▶ **WORKING DATA**
--

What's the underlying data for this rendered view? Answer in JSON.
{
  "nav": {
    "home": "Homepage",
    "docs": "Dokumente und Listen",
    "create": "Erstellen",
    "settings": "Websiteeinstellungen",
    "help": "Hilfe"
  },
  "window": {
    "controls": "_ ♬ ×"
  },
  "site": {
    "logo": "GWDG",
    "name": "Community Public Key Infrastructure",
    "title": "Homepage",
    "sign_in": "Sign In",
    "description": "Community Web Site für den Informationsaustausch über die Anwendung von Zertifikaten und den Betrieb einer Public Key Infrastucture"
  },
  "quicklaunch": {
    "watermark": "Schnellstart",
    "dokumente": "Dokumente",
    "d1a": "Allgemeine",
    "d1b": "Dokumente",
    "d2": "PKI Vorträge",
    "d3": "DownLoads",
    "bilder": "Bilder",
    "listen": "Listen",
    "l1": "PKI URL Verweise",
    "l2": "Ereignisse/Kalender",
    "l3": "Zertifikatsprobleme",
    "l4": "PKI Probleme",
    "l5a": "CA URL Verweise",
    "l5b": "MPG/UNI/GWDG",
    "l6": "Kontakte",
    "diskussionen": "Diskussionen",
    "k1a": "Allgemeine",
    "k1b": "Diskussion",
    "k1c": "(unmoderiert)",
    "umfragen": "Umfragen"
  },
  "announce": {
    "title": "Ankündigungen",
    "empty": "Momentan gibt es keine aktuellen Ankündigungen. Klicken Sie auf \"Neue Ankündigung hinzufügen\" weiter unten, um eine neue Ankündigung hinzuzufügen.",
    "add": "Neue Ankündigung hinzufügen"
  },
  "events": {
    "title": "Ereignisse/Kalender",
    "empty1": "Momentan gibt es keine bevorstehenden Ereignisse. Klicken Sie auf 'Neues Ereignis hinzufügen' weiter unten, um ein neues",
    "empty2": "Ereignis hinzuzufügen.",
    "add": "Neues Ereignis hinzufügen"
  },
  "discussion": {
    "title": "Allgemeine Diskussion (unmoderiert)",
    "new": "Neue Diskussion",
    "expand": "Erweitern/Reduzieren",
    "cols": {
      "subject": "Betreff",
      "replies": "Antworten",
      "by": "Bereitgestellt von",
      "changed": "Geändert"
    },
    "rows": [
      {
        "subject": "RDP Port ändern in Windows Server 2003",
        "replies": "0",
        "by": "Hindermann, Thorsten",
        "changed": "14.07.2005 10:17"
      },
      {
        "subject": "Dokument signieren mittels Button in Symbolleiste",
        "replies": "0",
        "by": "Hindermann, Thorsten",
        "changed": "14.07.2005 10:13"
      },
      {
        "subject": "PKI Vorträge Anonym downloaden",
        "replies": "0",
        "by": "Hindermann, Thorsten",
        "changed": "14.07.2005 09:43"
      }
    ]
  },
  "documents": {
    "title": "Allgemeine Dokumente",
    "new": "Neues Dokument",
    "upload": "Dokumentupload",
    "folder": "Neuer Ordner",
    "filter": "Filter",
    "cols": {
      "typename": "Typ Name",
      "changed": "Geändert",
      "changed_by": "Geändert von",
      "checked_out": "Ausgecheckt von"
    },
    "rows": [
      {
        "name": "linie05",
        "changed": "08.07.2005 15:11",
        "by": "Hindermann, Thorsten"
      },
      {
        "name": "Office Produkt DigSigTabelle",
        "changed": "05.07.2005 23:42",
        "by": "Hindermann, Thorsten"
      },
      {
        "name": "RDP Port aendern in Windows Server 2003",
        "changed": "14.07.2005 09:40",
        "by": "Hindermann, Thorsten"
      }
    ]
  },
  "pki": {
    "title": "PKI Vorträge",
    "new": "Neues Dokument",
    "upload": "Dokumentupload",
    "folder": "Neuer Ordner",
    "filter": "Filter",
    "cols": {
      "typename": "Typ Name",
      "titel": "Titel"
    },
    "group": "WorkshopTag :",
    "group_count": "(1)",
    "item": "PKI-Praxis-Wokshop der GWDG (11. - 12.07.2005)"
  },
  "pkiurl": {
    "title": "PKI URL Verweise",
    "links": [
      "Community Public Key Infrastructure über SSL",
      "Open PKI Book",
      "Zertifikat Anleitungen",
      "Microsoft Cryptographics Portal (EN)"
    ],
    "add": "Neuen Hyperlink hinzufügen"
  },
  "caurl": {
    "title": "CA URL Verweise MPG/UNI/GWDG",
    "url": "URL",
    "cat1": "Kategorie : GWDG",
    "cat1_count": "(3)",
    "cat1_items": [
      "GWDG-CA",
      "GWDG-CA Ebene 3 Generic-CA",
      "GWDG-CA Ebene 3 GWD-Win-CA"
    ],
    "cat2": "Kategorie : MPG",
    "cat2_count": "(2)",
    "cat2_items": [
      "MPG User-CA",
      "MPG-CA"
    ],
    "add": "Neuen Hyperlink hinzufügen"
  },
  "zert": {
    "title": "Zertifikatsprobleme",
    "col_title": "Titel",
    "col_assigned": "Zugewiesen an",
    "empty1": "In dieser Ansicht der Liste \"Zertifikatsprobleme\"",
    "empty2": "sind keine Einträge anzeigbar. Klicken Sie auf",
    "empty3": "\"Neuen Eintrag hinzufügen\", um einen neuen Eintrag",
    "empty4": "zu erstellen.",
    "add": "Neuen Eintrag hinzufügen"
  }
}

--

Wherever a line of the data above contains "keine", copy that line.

▶ **EXERCISE ANSWER**
    "empty": "Momentan gibt es keine aktuellen Ankündigungen. Klicken Sie auf \"Neue Ankündigung hinzufügen\" weiter unten, um eine neue Ankündigung hinzuzufügen.",
    "empty1": "Momentan gibt es keine bevorstehenden Ereignisse. Klicken Sie auf 'Neues Ereignis hinzufügen' weiter unten, um ein neues",
    "empty2": "sind keine Einträge anzeigbar. Klicken Sie auf",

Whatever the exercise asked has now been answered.